Longview News-Journal [Longview, TX]
March 8, 2022
By Chart Riggall
The Supreme Court of Georgia has ruled that the victim of alleged sexual abuse by a priest at Marietta’s Saint Joseph’s Catholic Church can sue not only the church, but the archdiocese and archbishop of Atlanta.
The decision overrules a lower court’s ruling that the allegations — by an altar boy who said he was abused by Father J. Douglas Edwards in the 1970s — had exceeded the statute of limitations.
The suit was filed in 2018, a short time after Archbishop of Atlanta Wilton Gregory first acknowledged sexual abuse of children by members of the church. The alleged victim, identified as “Philip Doe,” said the church had systematically covered up abuse by its own priests.
Doe charged Edwards, who died in 1997, took groups of boys to a house on Lake Allatoona, where he charged he was molested about eight to 10 times from at least 1976 through 1978. Doe was about 12 to 15 years old at the time.
“As a result of the sexual abuse, Plaintiff has throughout his life suffered from a variety of emotional and psychological problems including but not limited to embarrassment, shame, anger and depression. Plaintiff also experienced a loss of faith and spirituality which were bedrocks of his life prior to the abuse,” the 2018 filing stated.
A trial court previously sided with the church and dismissed the claims on statute of limitations grounds. Doe, however, said the statue should have extended to 2018, when the church admitted it had knowledge of allegations against Edwards.
A Georgia Court of Appeals panel upheld the trial court’s ruling.
“However, in today’s opinion, the Supreme Court determined that Doe’s knowledge that he had claims against Father Edwards for sexual abuse did not necessarily imply that he had any information that the Church had wronged him,” a Supreme Court briefing on the decision said.
Justice Verda Colvin found the claims against Edwards and the church were distinct, and that Doe could pursue his case against the latter.

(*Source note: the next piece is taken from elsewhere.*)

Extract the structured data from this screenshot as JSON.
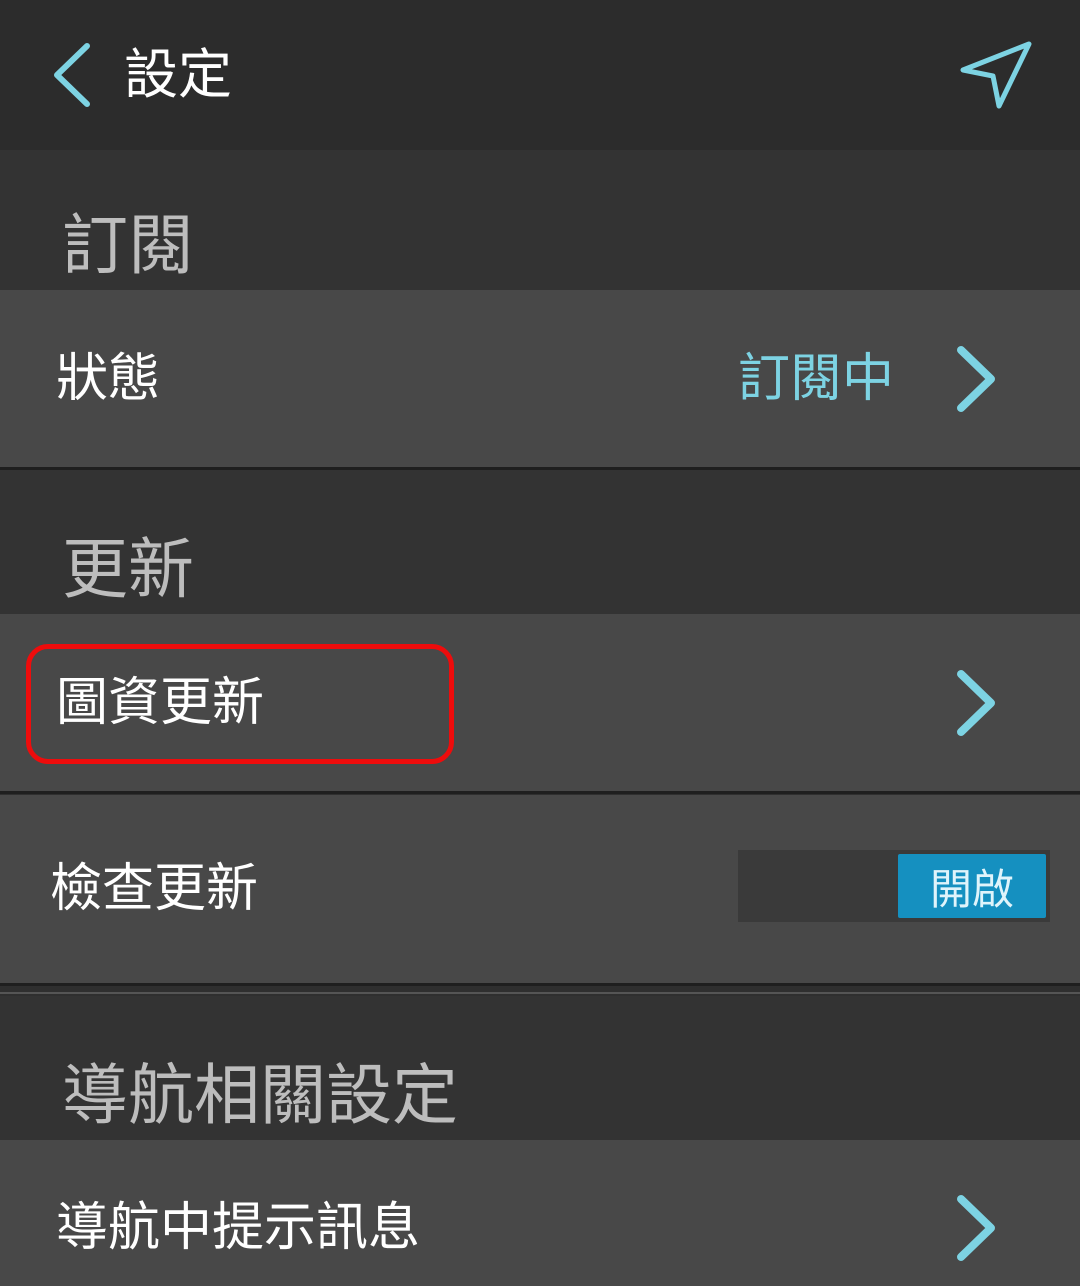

Her opinion is not a ruling on the merits of the case, which will be based on the evidence presented as the case moves forward.